What has Michigan to offer? Ath-
letics for all? Bah! Hand ball and
horse shoe tournaments. Tennis courts
at a dollar and a half a crack. Dull
t social affairs. Roquefort Players!
Cupid froze to death long ago. There
isn't even the slightest resemblance of
a spirit of comraderie on the camp-
us.
. Rolls must save the day for the
school marm.
Respectfully submitted,
Asa Bungole, chairman of Rolls Social
Service Bureau.
Such is the state of the camp-
us. But do not despair. Rolls will
print from time to time its own
program of amusement. We will
rescue the tired school teacher
from the depths of boredom.

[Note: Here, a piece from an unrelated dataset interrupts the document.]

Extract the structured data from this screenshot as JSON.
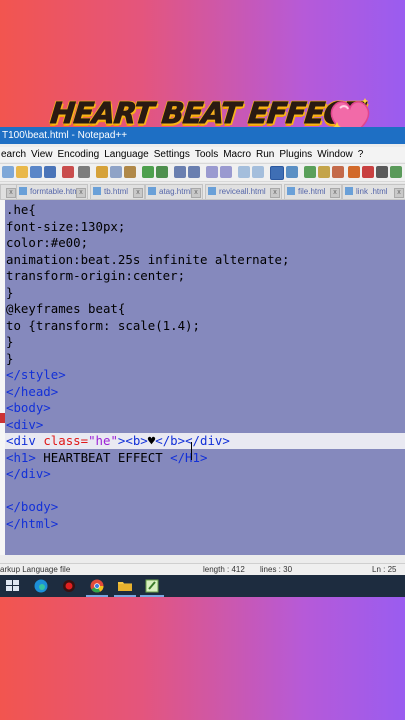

We
will be the salvation of the camp-
us. We will for posterity rank with
(G. D. Eaton, Bennie Oosterbaan,
Sand Bobbie Henderson as Michi-
gan's greatest alumnli.
As a preliminary entertainment
to amuse our public before our
feature program is -prepared, we
have mailed three thousand invita-
tions to a big pep meeting to be
held tonight at the University fire
house. Pint flasks of Bacardi rum
have been sent with the inilta-
tions as favors. You owe it to1
- Michigan to be there. We owe it to
some one else for the favors.
* * *
Never Mind; You Be At The
Pep Meeting Tonight
For Sure
The Daily has it that Elsie Trow-
bridge of the Roquefort Players is an
"accomplished actress." That means
an ascociate in guilt, doesn't it? But
we never thought Bobby Henderson
would admit it.
Sue Burb
HELP. CLEAN UP THE CAMPUS
BY SUPPORTING OUR PROGRAMS!
Certain vacationists have found thatI
fish take vacations just the same as
they do.
* * *
According to the American Motor-
ists' Association, the average upkeep
of an auto is $1 a day. Perhaps they
forgot to figure on oil and gas.
* * *

If Florida ever goes on the rocks
again some of the buildings down there
would make first class gas stations.
It is hard t'o imagine much pleasure
in going over Niagara Falls in a bar-
rel. Perhaps the thrill compensates
for the lack of scenery.

/'J.

rrr, r

C'
tll
fit'
tl
_,

BOOKS! BOOKS! BOOK 1
OVR BARGAIN TABLES.,
Will interest teachers, preachers, librarians and stu-
dents. You will be surprised at what 50c will buy.

I**

I

Shop
Nickels Arcade

P

hone 9616

9 U NIVERSITY
B OOKS TOR E

-"4.

k
K
f '
4
1

WILL BE A HAVEN OF VALUES
-TO ANN ARBOR'S

Merchants' Day.

Shoppers

Collections Include The

Very

Finest

Summertime Apparel

The great Bargain Day Sale is an extraordinary event, indeed, con-
sidering the seasonableness of the apparel offered. It is the great-
est price-slashing event in our history and it promises to eclipse all
former reduction sales in styles, quality and diversity of collections.

Coats
Exceptional values in street, sports and
dressy types. In wide ranges of popular
shades. At these prices these coats are
really most exceptional values. See them,
you'll be interested!
Three Groups

Dresses
The matchless values, the incomparable ar-
ray of styles, the amazing choice of the new-
est materials and colors make this our great-
est dress sale. New up-to-the-minute frocks
for all occasions.
Three Groups

19,.50

29.50

10.00

14.75

39.50

24.75,

SUITS
A splendid showing of exceptionally fine
suits of tweed and twill, hip length jackets
and wrap-around skirts.
14*75

ENSEMBLES
Two Wonderful Groups

19.75

29.75

SWEATERS
Slip-over and Coat
Styles
$1.95

HOSIERY
Every woman will
want at least 2 pairs
$1.19

LINGERIE
Teddies and
Step-ins
$1.39

---

-

CLASSIFIED ADS PAY

Back to Top

© 2020 Regents of the University of Michigan